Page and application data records

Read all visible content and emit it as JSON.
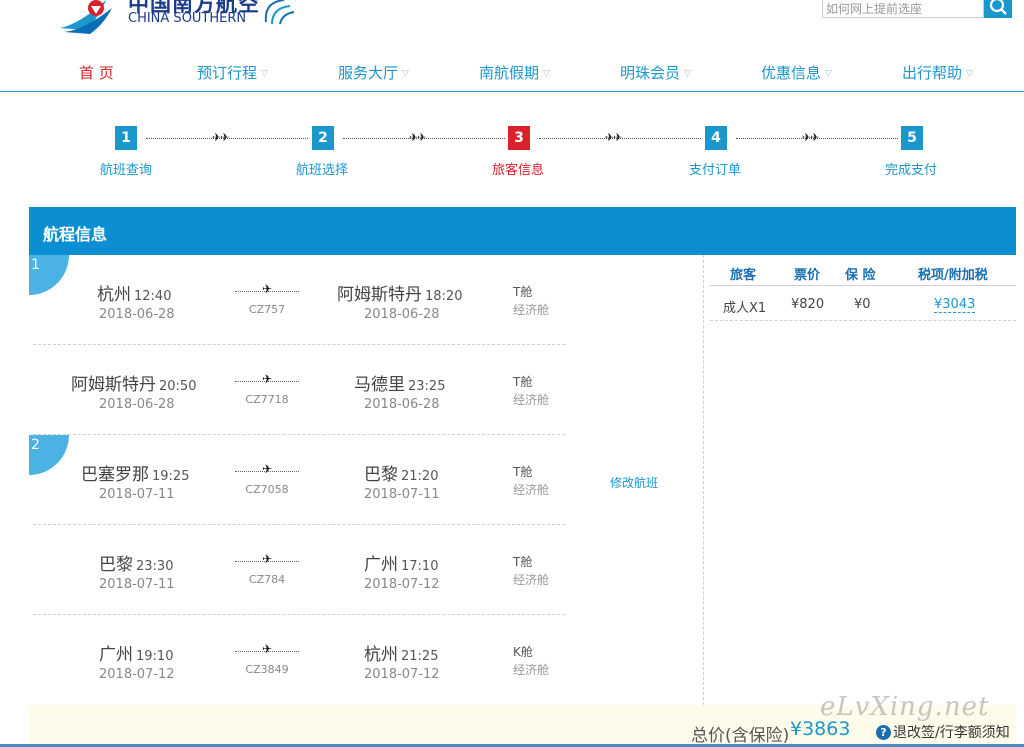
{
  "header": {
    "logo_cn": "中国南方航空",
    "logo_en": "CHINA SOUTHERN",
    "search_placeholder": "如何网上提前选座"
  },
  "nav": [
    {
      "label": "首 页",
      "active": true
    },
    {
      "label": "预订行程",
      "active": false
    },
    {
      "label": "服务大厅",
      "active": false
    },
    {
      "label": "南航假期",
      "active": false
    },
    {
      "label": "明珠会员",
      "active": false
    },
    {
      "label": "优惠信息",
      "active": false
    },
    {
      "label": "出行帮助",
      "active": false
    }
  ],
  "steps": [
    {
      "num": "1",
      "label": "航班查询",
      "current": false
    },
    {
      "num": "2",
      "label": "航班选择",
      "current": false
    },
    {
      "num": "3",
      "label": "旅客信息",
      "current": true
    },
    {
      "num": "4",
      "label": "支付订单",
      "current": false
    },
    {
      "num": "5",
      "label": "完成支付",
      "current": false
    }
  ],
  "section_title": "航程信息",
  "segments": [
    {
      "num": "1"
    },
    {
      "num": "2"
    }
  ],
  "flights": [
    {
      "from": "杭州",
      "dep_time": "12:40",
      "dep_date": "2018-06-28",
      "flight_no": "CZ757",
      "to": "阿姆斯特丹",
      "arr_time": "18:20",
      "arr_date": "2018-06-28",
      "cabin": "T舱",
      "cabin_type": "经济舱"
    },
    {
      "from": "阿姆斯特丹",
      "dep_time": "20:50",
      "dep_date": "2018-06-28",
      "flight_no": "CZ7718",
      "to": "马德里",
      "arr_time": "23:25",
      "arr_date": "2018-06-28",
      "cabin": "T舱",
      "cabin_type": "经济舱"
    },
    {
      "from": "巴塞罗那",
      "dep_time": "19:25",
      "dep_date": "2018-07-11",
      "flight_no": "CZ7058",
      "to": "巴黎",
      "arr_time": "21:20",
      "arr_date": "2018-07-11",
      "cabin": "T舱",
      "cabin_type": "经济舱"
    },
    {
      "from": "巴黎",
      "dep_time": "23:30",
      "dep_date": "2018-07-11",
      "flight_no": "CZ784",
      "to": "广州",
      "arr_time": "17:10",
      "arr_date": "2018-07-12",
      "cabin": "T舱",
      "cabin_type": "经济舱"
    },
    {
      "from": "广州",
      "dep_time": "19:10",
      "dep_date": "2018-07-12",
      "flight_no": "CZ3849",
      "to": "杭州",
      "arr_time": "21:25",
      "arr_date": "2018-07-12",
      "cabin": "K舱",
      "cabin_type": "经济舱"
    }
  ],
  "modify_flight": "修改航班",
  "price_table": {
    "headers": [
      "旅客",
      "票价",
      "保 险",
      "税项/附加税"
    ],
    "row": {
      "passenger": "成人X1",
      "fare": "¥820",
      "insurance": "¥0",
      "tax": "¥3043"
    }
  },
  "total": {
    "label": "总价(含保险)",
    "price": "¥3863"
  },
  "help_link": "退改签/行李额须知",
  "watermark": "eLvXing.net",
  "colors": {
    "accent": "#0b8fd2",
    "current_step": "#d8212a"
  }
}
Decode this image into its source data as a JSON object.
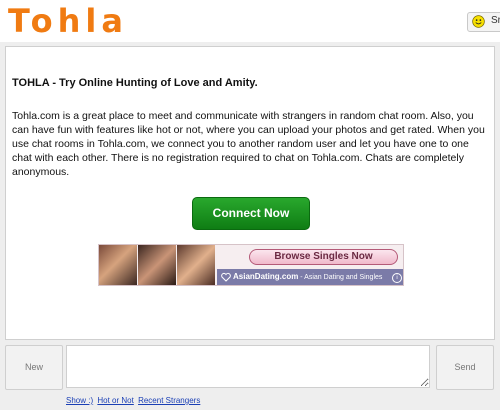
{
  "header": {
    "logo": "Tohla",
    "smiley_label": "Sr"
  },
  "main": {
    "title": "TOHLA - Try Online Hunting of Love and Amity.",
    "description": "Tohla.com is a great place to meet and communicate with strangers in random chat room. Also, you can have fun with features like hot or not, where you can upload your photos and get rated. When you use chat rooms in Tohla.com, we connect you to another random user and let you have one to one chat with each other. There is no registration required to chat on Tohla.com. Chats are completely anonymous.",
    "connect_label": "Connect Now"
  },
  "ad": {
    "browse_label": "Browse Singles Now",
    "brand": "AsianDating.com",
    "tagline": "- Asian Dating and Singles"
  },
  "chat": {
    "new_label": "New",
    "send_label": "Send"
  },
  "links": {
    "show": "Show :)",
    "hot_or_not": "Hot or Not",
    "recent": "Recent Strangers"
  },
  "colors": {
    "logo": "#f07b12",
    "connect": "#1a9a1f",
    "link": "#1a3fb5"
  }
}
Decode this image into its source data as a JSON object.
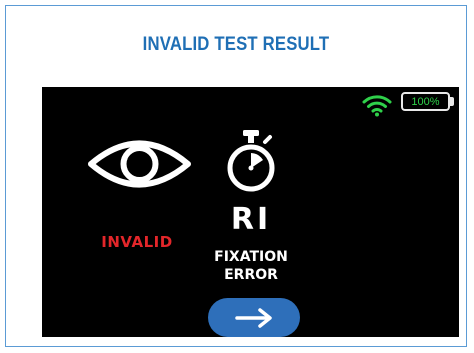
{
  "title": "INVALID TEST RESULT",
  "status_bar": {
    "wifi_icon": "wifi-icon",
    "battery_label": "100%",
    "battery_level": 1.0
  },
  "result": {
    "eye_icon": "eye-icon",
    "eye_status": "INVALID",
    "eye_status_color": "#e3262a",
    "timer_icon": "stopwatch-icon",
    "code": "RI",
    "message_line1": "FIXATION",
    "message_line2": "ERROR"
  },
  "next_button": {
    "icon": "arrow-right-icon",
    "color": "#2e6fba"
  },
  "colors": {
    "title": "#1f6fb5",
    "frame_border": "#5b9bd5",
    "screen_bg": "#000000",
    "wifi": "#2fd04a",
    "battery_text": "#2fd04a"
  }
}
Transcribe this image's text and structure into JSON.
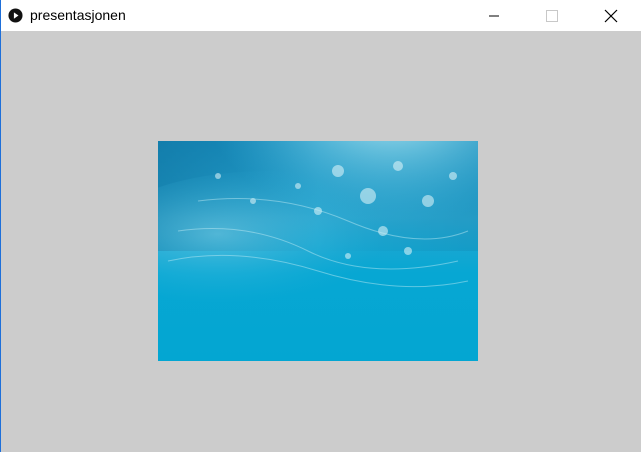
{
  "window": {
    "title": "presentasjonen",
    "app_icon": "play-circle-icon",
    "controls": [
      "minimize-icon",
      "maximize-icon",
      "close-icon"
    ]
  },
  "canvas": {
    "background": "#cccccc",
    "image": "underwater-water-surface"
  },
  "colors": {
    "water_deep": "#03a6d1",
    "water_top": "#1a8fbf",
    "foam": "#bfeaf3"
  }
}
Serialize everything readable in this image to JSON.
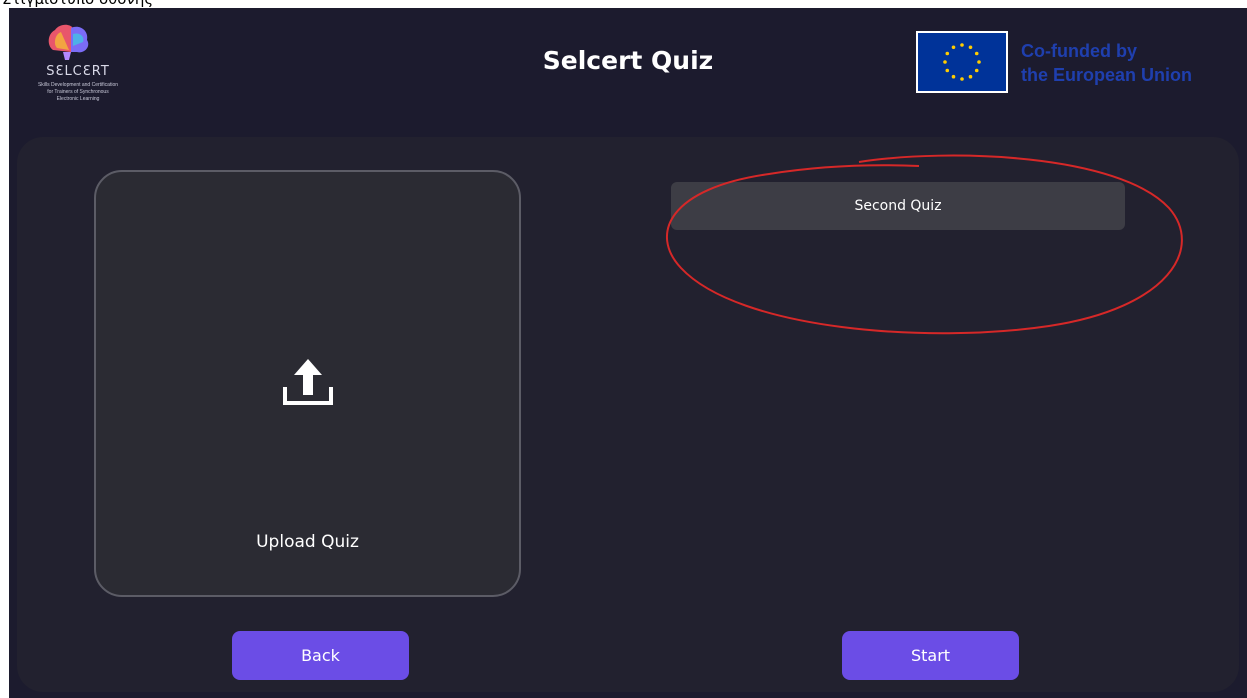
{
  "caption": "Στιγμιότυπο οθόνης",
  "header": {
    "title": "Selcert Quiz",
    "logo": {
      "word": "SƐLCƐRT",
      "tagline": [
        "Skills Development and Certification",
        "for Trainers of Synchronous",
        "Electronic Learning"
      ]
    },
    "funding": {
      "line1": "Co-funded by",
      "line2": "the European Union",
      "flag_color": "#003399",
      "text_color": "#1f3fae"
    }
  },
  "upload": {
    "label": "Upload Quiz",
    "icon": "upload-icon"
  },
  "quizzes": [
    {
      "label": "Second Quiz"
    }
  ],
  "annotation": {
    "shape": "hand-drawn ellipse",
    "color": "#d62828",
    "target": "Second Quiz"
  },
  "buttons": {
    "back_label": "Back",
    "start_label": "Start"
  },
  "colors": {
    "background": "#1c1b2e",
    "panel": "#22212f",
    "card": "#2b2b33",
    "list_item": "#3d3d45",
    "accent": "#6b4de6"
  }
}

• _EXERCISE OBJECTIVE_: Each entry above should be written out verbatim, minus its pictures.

• _OUTPUT FOR THIS TASK_:
Read all visible content and emit it as JSON.
{
  "header": {
    "logo_cn": "中国南方航空",
    "logo_en": "CHINA SOUTHERN",
    "search_placeholder": "如何网上提前选座"
  },
  "nav": [
    {
      "label": "首 页",
      "active": true
    },
    {
      "label": "预订行程",
      "active": false
    },
    {
      "label": "服务大厅",
      "active": false
    },
    {
      "label": "南航假期",
      "active": false
    },
    {
      "label": "明珠会员",
      "active": false
    },
    {
      "label": "优惠信息",
      "active": false
    },
    {
      "label": "出行帮助",
      "active": false
    }
  ],
  "steps": [
    {
      "num": "1",
      "label": "航班查询",
      "current": false
    },
    {
      "num": "2",
      "label": "航班选择",
      "current": false
    },
    {
      "num": "3",
      "label": "旅客信息",
      "current": true
    },
    {
      "num": "4",
      "label": "支付订单",
      "current": false
    },
    {
      "num": "5",
      "label": "完成支付",
      "current": false
    }
  ],
  "section_title": "航程信息",
  "segments": [
    {
      "num": "1"
    },
    {
      "num": "2"
    }
  ],
  "flights": [
    {
      "from": "杭州",
      "dep_time": "12:40",
      "dep_date": "2018-06-28",
      "flight_no": "CZ757",
      "to": "阿姆斯特丹",
      "arr_time": "18:20",
      "arr_date": "2018-06-28",
      "cabin": "T舱",
      "cabin_type": "经济舱"
    },
    {
      "from": "阿姆斯特丹",
      "dep_time": "20:50",
      "dep_date": "2018-06-28",
      "flight_no": "CZ7718",
      "to": "马德里",
      "arr_time": "23:25",
      "arr_date": "2018-06-28",
      "cabin": "T舱",
      "cabin_type": "经济舱"
    },
    {
      "from": "巴塞罗那",
      "dep_time": "19:25",
      "dep_date": "2018-07-11",
      "flight_no": "CZ7058",
      "to": "巴黎",
      "arr_time": "21:20",
      "arr_date": "2018-07-11",
      "cabin": "T舱",
      "cabin_type": "经济舱"
    },
    {
      "from": "巴黎",
      "dep_time": "23:30",
      "dep_date": "2018-07-11",
      "flight_no": "CZ784",
      "to": "广州",
      "arr_time": "17:10",
      "arr_date": "2018-07-12",
      "cabin": "T舱",
      "cabin_type": "经济舱"
    },
    {
      "from": "广州",
      "dep_time": "19:10",
      "dep_date": "2018-07-12",
      "flight_no": "CZ3849",
      "to": "杭州",
      "arr_time": "21:25",
      "arr_date": "2018-07-12",
      "cabin": "K舱",
      "cabin_type": "经济舱"
    }
  ],
  "modify_flight": "修改航班",
  "price_table": {
    "headers": [
      "旅客",
      "票价",
      "保 险",
      "税项/附加税"
    ],
    "row": {
      "passenger": "成人X1",
      "fare": "¥820",
      "insurance": "¥0",
      "tax": "¥3043"
    }
  },
  "total": {
    "label": "总价(含保险)",
    "price": "¥3863"
  },
  "help_link": "退改签/行李额须知",
  "watermark": "eLvXing.net",
  "colors": {
    "accent": "#0b8fd2",
    "current_step": "#d8212a"
  }
}
Decode this image into its source data as a JSON object.
{
  "header": {
    "logo": "Tohla",
    "smiley_label": "Sr"
  },
  "main": {
    "title": "TOHLA - Try Online Hunting of Love and Amity.",
    "description": "Tohla.com is a great place to meet and communicate with strangers in random chat room. Also, you can have fun with features like hot or not, where you can upload your photos and get rated. When you use chat rooms in Tohla.com, we connect you to another random user and let you have one to one chat with each other. There is no registration required to chat on Tohla.com. Chats are completely anonymous.",
    "connect_label": "Connect Now"
  },
  "ad": {
    "browse_label": "Browse Singles Now",
    "brand": "AsianDating.com",
    "tagline": "- Asian Dating and Singles"
  },
  "chat": {
    "new_label": "New",
    "send_label": "Send"
  },
  "links": {
    "show": "Show :)",
    "hot_or_not": "Hot or Not",
    "recent": "Recent Strangers"
  },
  "colors": {
    "logo": "#f07b12",
    "connect": "#1a9a1f",
    "link": "#1a3fb5"
  }
}
Decode this image into its source data as a JSON object.
{
  "title": "INVALID TEST RESULT",
  "status_bar": {
    "wifi_icon": "wifi-icon",
    "battery_label": "100%",
    "battery_level": 1.0
  },
  "result": {
    "eye_icon": "eye-icon",
    "eye_status": "INVALID",
    "eye_status_color": "#e3262a",
    "timer_icon": "stopwatch-icon",
    "code": "RI",
    "message_line1": "FIXATION",
    "message_line2": "ERROR"
  },
  "next_button": {
    "icon": "arrow-right-icon",
    "color": "#2e6fba"
  },
  "colors": {
    "title": "#1f6fb5",
    "frame_border": "#5b9bd5",
    "screen_bg": "#000000",
    "wifi": "#2fd04a",
    "battery_text": "#2fd04a"
  }
}
Transcribe this image's text and structure into JSON.
{
  "window": {
    "title": "presentasjonen",
    "app_icon": "play-circle-icon",
    "controls": [
      "minimize-icon",
      "maximize-icon",
      "close-icon"
    ]
  },
  "canvas": {
    "background": "#cccccc",
    "image": "underwater-water-surface"
  },
  "colors": {
    "water_deep": "#03a6d1",
    "water_top": "#1a8fbf",
    "foam": "#bfeaf3"
  }
}
Serialize everything readable in this image to JSON.
{
  "caption": "Στιγμιότυπο οθόνης",
  "header": {
    "title": "Selcert Quiz",
    "logo": {
      "word": "SƐLCƐRT",
      "tagline": [
        "Skills Development and Certification",
        "for Trainers of Synchronous",
        "Electronic Learning"
      ]
    },
    "funding": {
      "line1": "Co-funded by",
      "line2": "the European Union",
      "flag_color": "#003399",
      "text_color": "#1f3fae"
    }
  },
  "upload": {
    "label": "Upload Quiz",
    "icon": "upload-icon"
  },
  "quizzes": [
    {
      "label": "Second Quiz"
    }
  ],
  "annotation": {
    "shape": "hand-drawn ellipse",
    "color": "#d62828",
    "target": "Second Quiz"
  },
  "buttons": {
    "back_label": "Back",
    "start_label": "Start"
  },
  "colors": {
    "background": "#1c1b2e",
    "panel": "#22212f",
    "card": "#2b2b33",
    "list_item": "#3d3d45",
    "accent": "#6b4de6"
  }
}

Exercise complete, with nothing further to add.